If it's nothing special why do PC games not load in 2 seconds? Why to PC games still have loading sections during a game? Why do PCs need direct storage and/or the RTX IO to match or exceed what the PS5 is doing?
Software, not hardware. The software I/O stack in Windows is geared towards access characteristics of HDDs which is non-optimal for SSDs. On top of that, games have to be written to take advantage of the SSD. If you look at BC titles on PS5, they basically load similar to a PC with any old SSD. Things improve on PS5 when they take advantage of the more advanced compression available in Sony's PS5 SDK. And then when the PS5 I/O stack is specifically targeted by a game like Ratchet and Clank you finally see everything come together, hardware and software.

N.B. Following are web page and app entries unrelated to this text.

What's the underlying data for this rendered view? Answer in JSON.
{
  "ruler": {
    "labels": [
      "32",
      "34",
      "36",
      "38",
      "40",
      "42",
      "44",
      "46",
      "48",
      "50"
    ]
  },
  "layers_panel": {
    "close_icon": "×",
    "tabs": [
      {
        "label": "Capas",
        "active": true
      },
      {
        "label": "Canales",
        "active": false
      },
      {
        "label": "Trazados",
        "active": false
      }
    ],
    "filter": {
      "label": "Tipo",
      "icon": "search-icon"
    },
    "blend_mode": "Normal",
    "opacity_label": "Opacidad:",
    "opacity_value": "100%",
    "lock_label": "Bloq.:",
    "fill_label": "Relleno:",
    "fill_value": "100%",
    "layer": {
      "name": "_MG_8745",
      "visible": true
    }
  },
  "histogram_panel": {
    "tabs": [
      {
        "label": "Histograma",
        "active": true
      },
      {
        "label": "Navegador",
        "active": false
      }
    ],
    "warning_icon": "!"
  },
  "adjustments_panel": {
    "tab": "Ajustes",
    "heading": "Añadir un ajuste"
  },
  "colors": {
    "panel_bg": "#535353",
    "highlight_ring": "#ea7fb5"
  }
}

On PC, you won't have a comparable software I/O stack until Direct Storage comes out. As well, games aren't leveraging compression that is nearly as advanced as currently used on PS5. Sony really hit it out of the park when they made it so easy to use advanced compression in their PS5 SDK. Microsoft could learn a thing or two from Sony there.
And even then, you aren't going to see really dramatic speedups on PC until games are written to leverage SSDs through Direct Storage, but that's no different from PS5. That said, there's at least one title on PC that is written to take advantage of SSDs and it massively reduced loading times in that game compared to when it was written to access storage on PCs in a conventional way.
Considering, that Sony even recommends just a 5.5 GB/s NVME drive for PS5 for similar experience to the internal SSD. It does bring into question when (or if) we'll see something that won't run on a "good" 5.5 GB/s NVME drive (one that is well cooled with an well implemented drive firmware) just as fast as the internal drive.
There is one bit of hardware that is in the PS5 that we're unlikely to ever see on PC and that's the hardware decompression assist. However, considering that Sony recommends just a 5.5 GB/s NVME drive for the external expansion, it would appear that this is available for use with NVME drives as well. IE - it's not specifically part of the internal SSD as it appears it can be used for any attached drive. Of course, considering how much more compute and CPU power performance oriented gaming PCs have, this isn't an issue as can get just as fast decompression of assets using either excess CPU or excess compute resources if needed. I'm going to assume that DirectStorage will take care of those details of how to allocate system resources for such a task.